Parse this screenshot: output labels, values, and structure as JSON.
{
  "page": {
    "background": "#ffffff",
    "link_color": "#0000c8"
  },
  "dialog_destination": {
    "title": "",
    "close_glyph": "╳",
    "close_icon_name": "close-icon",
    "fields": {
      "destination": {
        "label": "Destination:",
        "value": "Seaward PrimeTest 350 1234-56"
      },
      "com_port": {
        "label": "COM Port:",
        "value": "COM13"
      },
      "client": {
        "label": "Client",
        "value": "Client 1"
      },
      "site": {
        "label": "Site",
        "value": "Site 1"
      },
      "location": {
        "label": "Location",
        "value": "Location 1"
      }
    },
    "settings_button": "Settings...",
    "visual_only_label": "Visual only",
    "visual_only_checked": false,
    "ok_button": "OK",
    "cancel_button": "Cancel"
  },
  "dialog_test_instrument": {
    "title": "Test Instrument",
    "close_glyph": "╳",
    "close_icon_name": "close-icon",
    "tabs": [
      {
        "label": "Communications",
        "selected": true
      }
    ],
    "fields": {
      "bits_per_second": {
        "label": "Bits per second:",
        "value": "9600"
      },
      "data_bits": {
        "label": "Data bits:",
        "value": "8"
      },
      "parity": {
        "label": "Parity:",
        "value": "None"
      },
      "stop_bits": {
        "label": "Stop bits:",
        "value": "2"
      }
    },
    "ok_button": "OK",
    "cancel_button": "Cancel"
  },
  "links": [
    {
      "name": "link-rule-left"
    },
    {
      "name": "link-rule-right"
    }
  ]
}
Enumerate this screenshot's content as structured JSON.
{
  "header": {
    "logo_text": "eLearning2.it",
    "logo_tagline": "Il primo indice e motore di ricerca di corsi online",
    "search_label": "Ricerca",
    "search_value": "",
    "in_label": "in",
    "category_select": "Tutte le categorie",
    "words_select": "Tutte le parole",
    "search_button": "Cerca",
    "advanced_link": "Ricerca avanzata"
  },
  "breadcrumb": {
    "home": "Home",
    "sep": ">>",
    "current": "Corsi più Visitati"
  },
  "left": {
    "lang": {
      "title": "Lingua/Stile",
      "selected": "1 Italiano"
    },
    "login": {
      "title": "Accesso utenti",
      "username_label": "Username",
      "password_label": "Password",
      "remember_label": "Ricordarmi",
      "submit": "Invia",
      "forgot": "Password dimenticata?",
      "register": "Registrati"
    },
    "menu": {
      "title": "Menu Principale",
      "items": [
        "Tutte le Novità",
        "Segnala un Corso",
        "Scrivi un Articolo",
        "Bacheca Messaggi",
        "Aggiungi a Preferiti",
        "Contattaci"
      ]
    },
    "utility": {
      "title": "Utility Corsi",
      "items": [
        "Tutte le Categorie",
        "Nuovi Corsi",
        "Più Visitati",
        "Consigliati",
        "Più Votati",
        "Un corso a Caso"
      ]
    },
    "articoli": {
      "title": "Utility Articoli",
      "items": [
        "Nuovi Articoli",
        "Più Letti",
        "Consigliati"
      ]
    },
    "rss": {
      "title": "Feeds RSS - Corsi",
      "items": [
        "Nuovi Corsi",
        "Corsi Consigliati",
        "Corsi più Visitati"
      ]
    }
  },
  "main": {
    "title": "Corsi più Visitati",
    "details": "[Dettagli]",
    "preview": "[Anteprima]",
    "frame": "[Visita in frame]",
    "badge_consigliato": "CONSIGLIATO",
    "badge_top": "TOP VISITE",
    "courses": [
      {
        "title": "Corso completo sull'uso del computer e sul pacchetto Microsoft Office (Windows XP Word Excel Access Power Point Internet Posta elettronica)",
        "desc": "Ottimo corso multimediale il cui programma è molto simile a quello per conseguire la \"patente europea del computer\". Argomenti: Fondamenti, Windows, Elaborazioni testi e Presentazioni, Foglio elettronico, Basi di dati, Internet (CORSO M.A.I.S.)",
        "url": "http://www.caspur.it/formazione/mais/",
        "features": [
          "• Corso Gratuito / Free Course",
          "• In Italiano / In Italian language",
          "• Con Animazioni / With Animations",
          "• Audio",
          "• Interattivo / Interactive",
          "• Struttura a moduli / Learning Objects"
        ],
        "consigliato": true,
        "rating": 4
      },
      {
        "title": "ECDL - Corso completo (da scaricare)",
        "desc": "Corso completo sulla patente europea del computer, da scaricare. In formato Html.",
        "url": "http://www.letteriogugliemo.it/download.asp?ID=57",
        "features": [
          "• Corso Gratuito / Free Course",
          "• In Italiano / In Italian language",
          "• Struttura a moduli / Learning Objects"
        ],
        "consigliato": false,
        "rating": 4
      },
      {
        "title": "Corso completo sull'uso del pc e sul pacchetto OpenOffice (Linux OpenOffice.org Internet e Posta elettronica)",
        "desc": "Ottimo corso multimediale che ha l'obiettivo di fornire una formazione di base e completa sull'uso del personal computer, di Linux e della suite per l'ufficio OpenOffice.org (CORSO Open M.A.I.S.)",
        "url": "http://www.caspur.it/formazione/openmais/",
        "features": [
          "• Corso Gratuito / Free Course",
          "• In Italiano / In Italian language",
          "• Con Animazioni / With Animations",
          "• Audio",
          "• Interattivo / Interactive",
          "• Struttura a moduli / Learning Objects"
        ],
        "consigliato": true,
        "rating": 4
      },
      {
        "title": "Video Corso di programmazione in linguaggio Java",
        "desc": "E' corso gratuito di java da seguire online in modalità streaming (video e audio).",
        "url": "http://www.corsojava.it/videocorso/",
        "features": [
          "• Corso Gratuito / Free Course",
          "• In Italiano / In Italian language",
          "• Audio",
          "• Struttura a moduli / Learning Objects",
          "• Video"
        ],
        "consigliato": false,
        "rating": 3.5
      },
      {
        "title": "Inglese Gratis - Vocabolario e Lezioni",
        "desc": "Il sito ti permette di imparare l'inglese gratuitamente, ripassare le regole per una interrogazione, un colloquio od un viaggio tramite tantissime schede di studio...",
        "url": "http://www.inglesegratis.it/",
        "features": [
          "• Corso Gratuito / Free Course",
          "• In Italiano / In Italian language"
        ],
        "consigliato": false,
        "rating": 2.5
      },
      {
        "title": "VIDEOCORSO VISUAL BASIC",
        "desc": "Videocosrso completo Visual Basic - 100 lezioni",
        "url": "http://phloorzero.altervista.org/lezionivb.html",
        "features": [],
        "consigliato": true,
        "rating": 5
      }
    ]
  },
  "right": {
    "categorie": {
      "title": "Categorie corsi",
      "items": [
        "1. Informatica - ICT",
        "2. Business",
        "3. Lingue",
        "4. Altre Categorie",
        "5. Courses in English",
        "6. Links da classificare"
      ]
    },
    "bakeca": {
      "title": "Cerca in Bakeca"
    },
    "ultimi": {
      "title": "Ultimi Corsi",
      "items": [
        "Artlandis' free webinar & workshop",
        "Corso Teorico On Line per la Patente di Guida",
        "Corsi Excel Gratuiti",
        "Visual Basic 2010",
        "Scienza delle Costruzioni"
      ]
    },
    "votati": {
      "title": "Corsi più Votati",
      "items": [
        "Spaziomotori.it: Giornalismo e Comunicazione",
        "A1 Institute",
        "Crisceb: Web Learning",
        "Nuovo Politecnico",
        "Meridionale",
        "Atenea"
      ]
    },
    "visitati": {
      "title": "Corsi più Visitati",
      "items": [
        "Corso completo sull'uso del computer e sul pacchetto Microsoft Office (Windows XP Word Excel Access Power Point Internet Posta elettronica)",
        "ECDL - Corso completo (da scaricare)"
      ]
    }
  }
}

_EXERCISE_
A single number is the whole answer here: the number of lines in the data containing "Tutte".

_TASK ANSWER_
4